Web page and app entries:
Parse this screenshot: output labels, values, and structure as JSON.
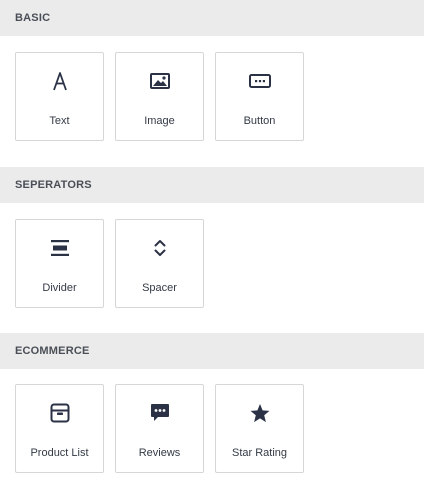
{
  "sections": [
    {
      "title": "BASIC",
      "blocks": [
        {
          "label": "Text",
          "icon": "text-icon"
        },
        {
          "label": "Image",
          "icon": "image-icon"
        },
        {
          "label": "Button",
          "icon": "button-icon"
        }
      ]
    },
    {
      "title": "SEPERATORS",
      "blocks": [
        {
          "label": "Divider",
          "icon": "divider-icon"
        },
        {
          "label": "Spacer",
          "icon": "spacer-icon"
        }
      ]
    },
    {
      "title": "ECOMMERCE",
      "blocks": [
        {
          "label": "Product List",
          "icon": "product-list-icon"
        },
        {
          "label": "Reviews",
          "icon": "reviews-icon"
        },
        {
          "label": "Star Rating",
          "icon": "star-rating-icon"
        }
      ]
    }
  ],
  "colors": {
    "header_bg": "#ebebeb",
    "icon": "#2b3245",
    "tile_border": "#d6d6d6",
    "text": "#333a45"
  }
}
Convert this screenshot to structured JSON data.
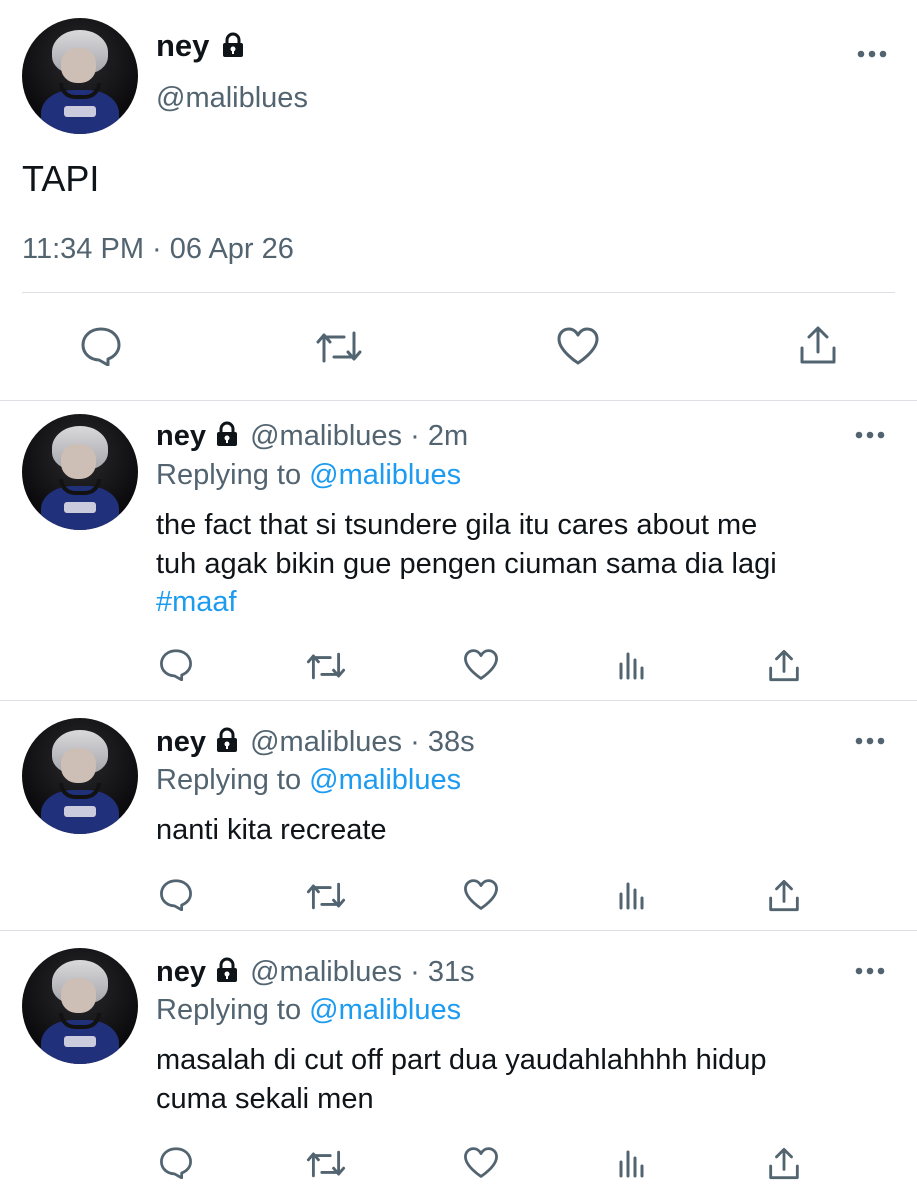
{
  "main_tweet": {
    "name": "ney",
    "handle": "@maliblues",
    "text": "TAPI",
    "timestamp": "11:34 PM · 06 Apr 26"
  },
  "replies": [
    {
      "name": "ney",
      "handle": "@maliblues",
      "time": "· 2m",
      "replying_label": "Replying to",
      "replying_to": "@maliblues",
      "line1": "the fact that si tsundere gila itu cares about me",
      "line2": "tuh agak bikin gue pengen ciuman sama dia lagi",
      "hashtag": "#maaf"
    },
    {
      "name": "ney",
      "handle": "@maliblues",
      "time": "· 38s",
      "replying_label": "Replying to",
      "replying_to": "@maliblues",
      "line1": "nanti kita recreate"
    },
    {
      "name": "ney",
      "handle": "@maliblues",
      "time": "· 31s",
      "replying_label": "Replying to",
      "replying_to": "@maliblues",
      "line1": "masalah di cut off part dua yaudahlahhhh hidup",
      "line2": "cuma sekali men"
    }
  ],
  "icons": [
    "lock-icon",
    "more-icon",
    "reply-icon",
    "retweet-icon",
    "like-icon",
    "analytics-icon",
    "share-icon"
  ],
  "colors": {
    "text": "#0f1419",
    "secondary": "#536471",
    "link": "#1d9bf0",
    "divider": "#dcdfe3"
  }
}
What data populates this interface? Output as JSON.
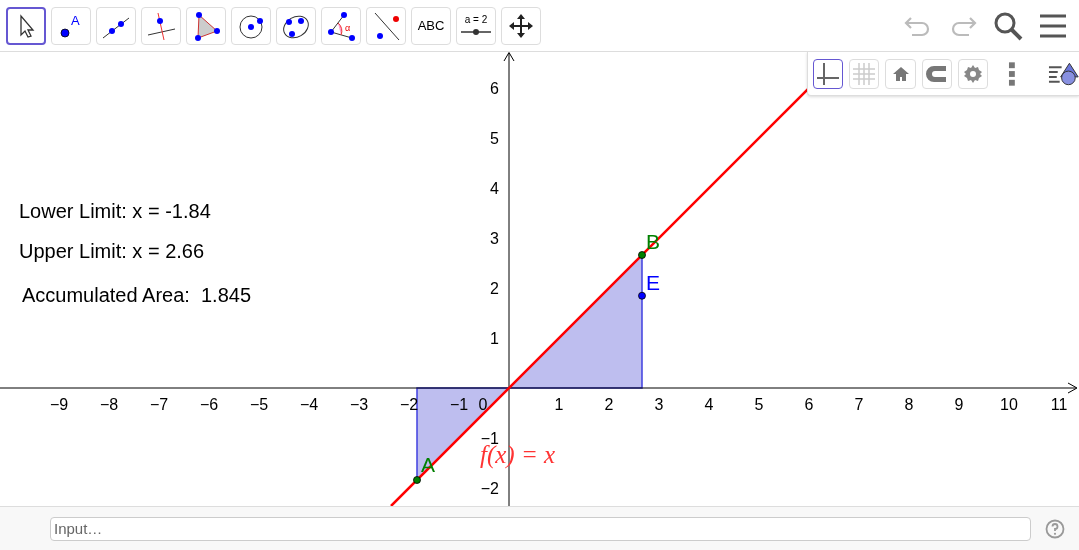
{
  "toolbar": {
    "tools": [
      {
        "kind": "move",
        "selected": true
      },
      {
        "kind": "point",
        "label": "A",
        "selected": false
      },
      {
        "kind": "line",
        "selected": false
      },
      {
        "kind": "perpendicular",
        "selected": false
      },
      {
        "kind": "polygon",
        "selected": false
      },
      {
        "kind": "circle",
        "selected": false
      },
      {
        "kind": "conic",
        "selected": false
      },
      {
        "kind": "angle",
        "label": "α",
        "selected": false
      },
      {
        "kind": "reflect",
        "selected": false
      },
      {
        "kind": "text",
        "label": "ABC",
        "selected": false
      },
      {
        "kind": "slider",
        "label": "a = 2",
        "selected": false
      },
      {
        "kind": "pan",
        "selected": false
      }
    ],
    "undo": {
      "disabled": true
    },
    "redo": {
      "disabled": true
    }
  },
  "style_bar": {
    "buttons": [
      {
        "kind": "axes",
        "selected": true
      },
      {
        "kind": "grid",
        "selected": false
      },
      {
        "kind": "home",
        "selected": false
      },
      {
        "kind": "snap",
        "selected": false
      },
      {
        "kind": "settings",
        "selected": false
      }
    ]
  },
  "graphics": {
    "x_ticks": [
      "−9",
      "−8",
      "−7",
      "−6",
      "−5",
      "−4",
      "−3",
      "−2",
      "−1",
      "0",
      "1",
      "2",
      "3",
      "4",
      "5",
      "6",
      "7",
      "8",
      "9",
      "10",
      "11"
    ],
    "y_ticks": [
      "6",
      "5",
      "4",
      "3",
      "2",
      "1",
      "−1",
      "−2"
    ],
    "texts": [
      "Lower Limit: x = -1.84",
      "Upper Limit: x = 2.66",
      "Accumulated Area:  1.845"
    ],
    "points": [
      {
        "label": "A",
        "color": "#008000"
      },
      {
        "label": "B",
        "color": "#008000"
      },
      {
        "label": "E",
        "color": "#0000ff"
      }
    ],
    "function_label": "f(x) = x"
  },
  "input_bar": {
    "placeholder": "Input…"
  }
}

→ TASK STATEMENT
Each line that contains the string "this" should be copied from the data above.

→ TASK SOLUTION
Parse this screenshot: output labels, values, and structure as JSON.
Convert this screenshot to structured JSON data.
What data populates this interface? Output as JSON.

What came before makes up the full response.